- [AIM OF THE TASK] This exercise calls for the records to be returned exactly, with images removed.

- [AVAILABLE DATA]
┌──
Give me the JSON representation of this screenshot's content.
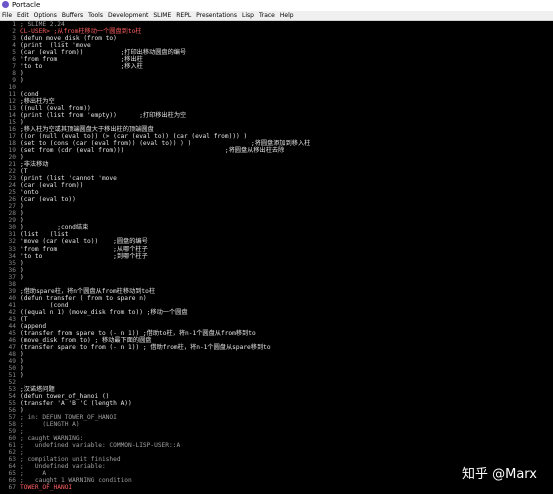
{
  "window": {
    "title": "Portacle"
  },
  "menu": [
    "File",
    "Edit",
    "Options",
    "Buffers",
    "Tools",
    "Development",
    "SLIME",
    "REPL",
    "Presentations",
    "Lisp",
    "Trace",
    "Help"
  ],
  "watermark": "知乎 @Marx",
  "colors": {
    "background": "#000000",
    "text": "#e6e6e6",
    "prompt": "#ff5f5f",
    "comment": "#a0a0a0",
    "line_number": "#8a8a8a"
  },
  "lines": [
    {
      "n": "1",
      "t": "; SLIME 2.24",
      "c": "comment"
    },
    {
      "n": "2",
      "t": "CL-USER> ;从from柱移动一个圆盘到to柱",
      "c": "prompt"
    },
    {
      "n": "3",
      "t": "(defun move_disk (from to)",
      "c": "default"
    },
    {
      "n": "4",
      "t": "(print  (list 'move",
      "c": "default"
    },
    {
      "n": "5",
      "t": "(car (eval from))          ;打印出移动圆盘的编号",
      "c": "default"
    },
    {
      "n": "6",
      "t": "'from from                 ;移出柱",
      "c": "default"
    },
    {
      "n": "7",
      "t": "'to to                     ;移入柱",
      "c": "default"
    },
    {
      "n": "8",
      "t": ")",
      "c": "default"
    },
    {
      "n": "9",
      "t": ")",
      "c": "default"
    },
    {
      "n": "10",
      "t": "",
      "c": "default"
    },
    {
      "n": "11",
      "t": "(cond",
      "c": "default"
    },
    {
      "n": "12",
      "t": ";移出柱为空",
      "c": "default"
    },
    {
      "n": "13",
      "t": "((null (eval from))",
      "c": "default"
    },
    {
      "n": "14",
      "t": "(print (list from 'empty))      ;打印移出柱为空",
      "c": "default"
    },
    {
      "n": "15",
      "t": ")",
      "c": "default"
    },
    {
      "n": "16",
      "t": ";移入柱为空或其顶端圆盘大于移出柱的顶端圆盘",
      "c": "default"
    },
    {
      "n": "17",
      "t": "((or (null (eval to)) (> (car (eval to)) (car (eval from))) )",
      "c": "default"
    },
    {
      "n": "18",
      "t": "(set to (cons (car (eval from)) (eval to)) ) )                ;将圆盘添加到移入柱",
      "c": "default"
    },
    {
      "n": "19",
      "t": "(set from (cdr (eval from)))                           ;将圆盘从移出柱去除",
      "c": "default"
    },
    {
      "n": "20",
      "t": ")",
      "c": "default"
    },
    {
      "n": "21",
      "t": ";非法移动",
      "c": "default"
    },
    {
      "n": "22",
      "t": "(T",
      "c": "default"
    },
    {
      "n": "23",
      "t": "(print (list 'cannot 'move",
      "c": "default"
    },
    {
      "n": "24",
      "t": "(car (eval from))",
      "c": "default"
    },
    {
      "n": "25",
      "t": "'onto",
      "c": "default"
    },
    {
      "n": "26",
      "t": "(car (eval to))",
      "c": "default"
    },
    {
      "n": "27",
      "t": ")",
      "c": "default"
    },
    {
      "n": "28",
      "t": ")",
      "c": "default"
    },
    {
      "n": "29",
      "t": ")",
      "c": "default"
    },
    {
      "n": "30",
      "t": ")         ;cond结束",
      "c": "default"
    },
    {
      "n": "31",
      "t": "(list   (list",
      "c": "default"
    },
    {
      "n": "32",
      "t": "'move (car (eval to))    ;圆盘的编号",
      "c": "default"
    },
    {
      "n": "33",
      "t": "'from from               ;从哪个柱子",
      "c": "default"
    },
    {
      "n": "34",
      "t": "'to to                   ;到哪个柱子",
      "c": "default"
    },
    {
      "n": "35",
      "t": ")",
      "c": "default"
    },
    {
      "n": "36",
      "t": ")",
      "c": "default"
    },
    {
      "n": "37",
      "t": ")",
      "c": "default"
    },
    {
      "n": "38",
      "t": "",
      "c": "default"
    },
    {
      "n": "39",
      "t": ";借助spare柱，将n个圆盘从from柱移动到to柱",
      "c": "default"
    },
    {
      "n": "40",
      "t": "(defun transfer ( from to spare n)",
      "c": "default"
    },
    {
      "n": "41",
      "t": "        (cond",
      "c": "default"
    },
    {
      "n": "42",
      "t": "((equal n 1) (move_disk from to)) ;移动一个圆盘",
      "c": "default"
    },
    {
      "n": "43",
      "t": "(T",
      "c": "default"
    },
    {
      "n": "44",
      "t": "(append",
      "c": "default"
    },
    {
      "n": "45",
      "t": "(transfer from spare to (- n 1)) ;借助to柱，将n-1个圆盘从from移到to",
      "c": "default"
    },
    {
      "n": "46",
      "t": "(move_disk from to) ; 移动最下面的圆盘",
      "c": "default"
    },
    {
      "n": "47",
      "t": "(transfer spare to from (- n 1)) ; 借助from柱，将n-1个圆盘从spare移到to",
      "c": "default"
    },
    {
      "n": "48",
      "t": ")",
      "c": "default"
    },
    {
      "n": "49",
      "t": ")",
      "c": "default"
    },
    {
      "n": "50",
      "t": ")",
      "c": "default"
    },
    {
      "n": "51",
      "t": ")",
      "c": "default"
    },
    {
      "n": "52",
      "t": "",
      "c": "default"
    },
    {
      "n": "53",
      "t": ";汉诺塔问题",
      "c": "default"
    },
    {
      "n": "54",
      "t": "(defun tower_of_hanoi ()",
      "c": "default"
    },
    {
      "n": "55",
      "t": "(transfer 'A 'B 'C (length A))",
      "c": "default"
    },
    {
      "n": "56",
      "t": ")",
      "c": "default"
    },
    {
      "n": "57",
      "t": "; in: DEFUN TOWER_OF_HANOI",
      "c": "comment"
    },
    {
      "n": "58",
      "t": ";     (LENGTH A)",
      "c": "comment"
    },
    {
      "n": "59",
      "t": ";",
      "c": "comment"
    },
    {
      "n": "60",
      "t": "; caught WARNING:",
      "c": "comment"
    },
    {
      "n": "61",
      "t": ";   undefined variable: COMMON-LISP-USER::A",
      "c": "comment"
    },
    {
      "n": "62",
      "t": ";",
      "c": "comment"
    },
    {
      "n": "63",
      "t": "; compilation unit finished",
      "c": "comment"
    },
    {
      "n": "64",
      "t": ";   Undefined variable:",
      "c": "comment"
    },
    {
      "n": "65",
      "t": ";     A",
      "c": "comment"
    },
    {
      "n": "66",
      "t": ";   caught 1 WARNING condition",
      "c": "comment"
    },
    {
      "n": "67",
      "t": "TOWER_OF_HANOI",
      "c": "prompt"
    }
  ]
}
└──
- [WRITTEN RESPONSE]
Give me the JSON representation of this screenshot's content.
{
  "window": {
    "title": "Portacle"
  },
  "menu": [
    "File",
    "Edit",
    "Options",
    "Buffers",
    "Tools",
    "Development",
    "SLIME",
    "REPL",
    "Presentations",
    "Lisp",
    "Trace",
    "Help"
  ],
  "watermark": "知乎 @Marx",
  "colors": {
    "background": "#000000",
    "text": "#e6e6e6",
    "prompt": "#ff5f5f",
    "comment": "#a0a0a0",
    "line_number": "#8a8a8a"
  },
  "lines": [
    {
      "n": "1",
      "t": "; SLIME 2.24",
      "c": "comment"
    },
    {
      "n": "2",
      "t": "CL-USER> ;从from柱移动一个圆盘到to柱",
      "c": "prompt"
    },
    {
      "n": "3",
      "t": "(defun move_disk (from to)",
      "c": "default"
    },
    {
      "n": "4",
      "t": "(print  (list 'move",
      "c": "default"
    },
    {
      "n": "5",
      "t": "(car (eval from))          ;打印出移动圆盘的编号",
      "c": "default"
    },
    {
      "n": "6",
      "t": "'from from                 ;移出柱",
      "c": "default"
    },
    {
      "n": "7",
      "t": "'to to                     ;移入柱",
      "c": "default"
    },
    {
      "n": "8",
      "t": ")",
      "c": "default"
    },
    {
      "n": "9",
      "t": ")",
      "c": "default"
    },
    {
      "n": "10",
      "t": "",
      "c": "default"
    },
    {
      "n": "11",
      "t": "(cond",
      "c": "default"
    },
    {
      "n": "12",
      "t": ";移出柱为空",
      "c": "default"
    },
    {
      "n": "13",
      "t": "((null (eval from))",
      "c": "default"
    },
    {
      "n": "14",
      "t": "(print (list from 'empty))      ;打印移出柱为空",
      "c": "default"
    },
    {
      "n": "15",
      "t": ")",
      "c": "default"
    },
    {
      "n": "16",
      "t": ";移入柱为空或其顶端圆盘大于移出柱的顶端圆盘",
      "c": "default"
    },
    {
      "n": "17",
      "t": "((or (null (eval to)) (> (car (eval to)) (car (eval from))) )",
      "c": "default"
    },
    {
      "n": "18",
      "t": "(set to (cons (car (eval from)) (eval to)) ) )                ;将圆盘添加到移入柱",
      "c": "default"
    },
    {
      "n": "19",
      "t": "(set from (cdr (eval from)))                           ;将圆盘从移出柱去除",
      "c": "default"
    },
    {
      "n": "20",
      "t": ")",
      "c": "default"
    },
    {
      "n": "21",
      "t": ";非法移动",
      "c": "default"
    },
    {
      "n": "22",
      "t": "(T",
      "c": "default"
    },
    {
      "n": "23",
      "t": "(print (list 'cannot 'move",
      "c": "default"
    },
    {
      "n": "24",
      "t": "(car (eval from))",
      "c": "default"
    },
    {
      "n": "25",
      "t": "'onto",
      "c": "default"
    },
    {
      "n": "26",
      "t": "(car (eval to))",
      "c": "default"
    },
    {
      "n": "27",
      "t": ")",
      "c": "default"
    },
    {
      "n": "28",
      "t": ")",
      "c": "default"
    },
    {
      "n": "29",
      "t": ")",
      "c": "default"
    },
    {
      "n": "30",
      "t": ")         ;cond结束",
      "c": "default"
    },
    {
      "n": "31",
      "t": "(list   (list",
      "c": "default"
    },
    {
      "n": "32",
      "t": "'move (car (eval to))    ;圆盘的编号",
      "c": "default"
    },
    {
      "n": "33",
      "t": "'from from               ;从哪个柱子",
      "c": "default"
    },
    {
      "n": "34",
      "t": "'to to                   ;到哪个柱子",
      "c": "default"
    },
    {
      "n": "35",
      "t": ")",
      "c": "default"
    },
    {
      "n": "36",
      "t": ")",
      "c": "default"
    },
    {
      "n": "37",
      "t": ")",
      "c": "default"
    },
    {
      "n": "38",
      "t": "",
      "c": "default"
    },
    {
      "n": "39",
      "t": ";借助spare柱，将n个圆盘从from柱移动到to柱",
      "c": "default"
    },
    {
      "n": "40",
      "t": "(defun transfer ( from to spare n)",
      "c": "default"
    },
    {
      "n": "41",
      "t": "        (cond",
      "c": "default"
    },
    {
      "n": "42",
      "t": "((equal n 1) (move_disk from to)) ;移动一个圆盘",
      "c": "default"
    },
    {
      "n": "43",
      "t": "(T",
      "c": "default"
    },
    {
      "n": "44",
      "t": "(append",
      "c": "default"
    },
    {
      "n": "45",
      "t": "(transfer from spare to (- n 1)) ;借助to柱，将n-1个圆盘从from移到to",
      "c": "default"
    },
    {
      "n": "46",
      "t": "(move_disk from to) ; 移动最下面的圆盘",
      "c": "default"
    },
    {
      "n": "47",
      "t": "(transfer spare to from (- n 1)) ; 借助from柱，将n-1个圆盘从spare移到to",
      "c": "default"
    },
    {
      "n": "48",
      "t": ")",
      "c": "default"
    },
    {
      "n": "49",
      "t": ")",
      "c": "default"
    },
    {
      "n": "50",
      "t": ")",
      "c": "default"
    },
    {
      "n": "51",
      "t": ")",
      "c": "default"
    },
    {
      "n": "52",
      "t": "",
      "c": "default"
    },
    {
      "n": "53",
      "t": ";汉诺塔问题",
      "c": "default"
    },
    {
      "n": "54",
      "t": "(defun tower_of_hanoi ()",
      "c": "default"
    },
    {
      "n": "55",
      "t": "(transfer 'A 'B 'C (length A))",
      "c": "default"
    },
    {
      "n": "56",
      "t": ")",
      "c": "default"
    },
    {
      "n": "57",
      "t": "; in: DEFUN TOWER_OF_HANOI",
      "c": "comment"
    },
    {
      "n": "58",
      "t": ";     (LENGTH A)",
      "c": "comment"
    },
    {
      "n": "59",
      "t": ";",
      "c": "comment"
    },
    {
      "n": "60",
      "t": "; caught WARNING:",
      "c": "comment"
    },
    {
      "n": "61",
      "t": ";   undefined variable: COMMON-LISP-USER::A",
      "c": "comment"
    },
    {
      "n": "62",
      "t": ";",
      "c": "comment"
    },
    {
      "n": "63",
      "t": "; compilation unit finished",
      "c": "comment"
    },
    {
      "n": "64",
      "t": ";   Undefined variable:",
      "c": "comment"
    },
    {
      "n": "65",
      "t": ";     A",
      "c": "comment"
    },
    {
      "n": "66",
      "t": ";   caught 1 WARNING condition",
      "c": "comment"
    },
    {
      "n": "67",
      "t": "TOWER_OF_HANOI",
      "c": "prompt"
    }
  ]
}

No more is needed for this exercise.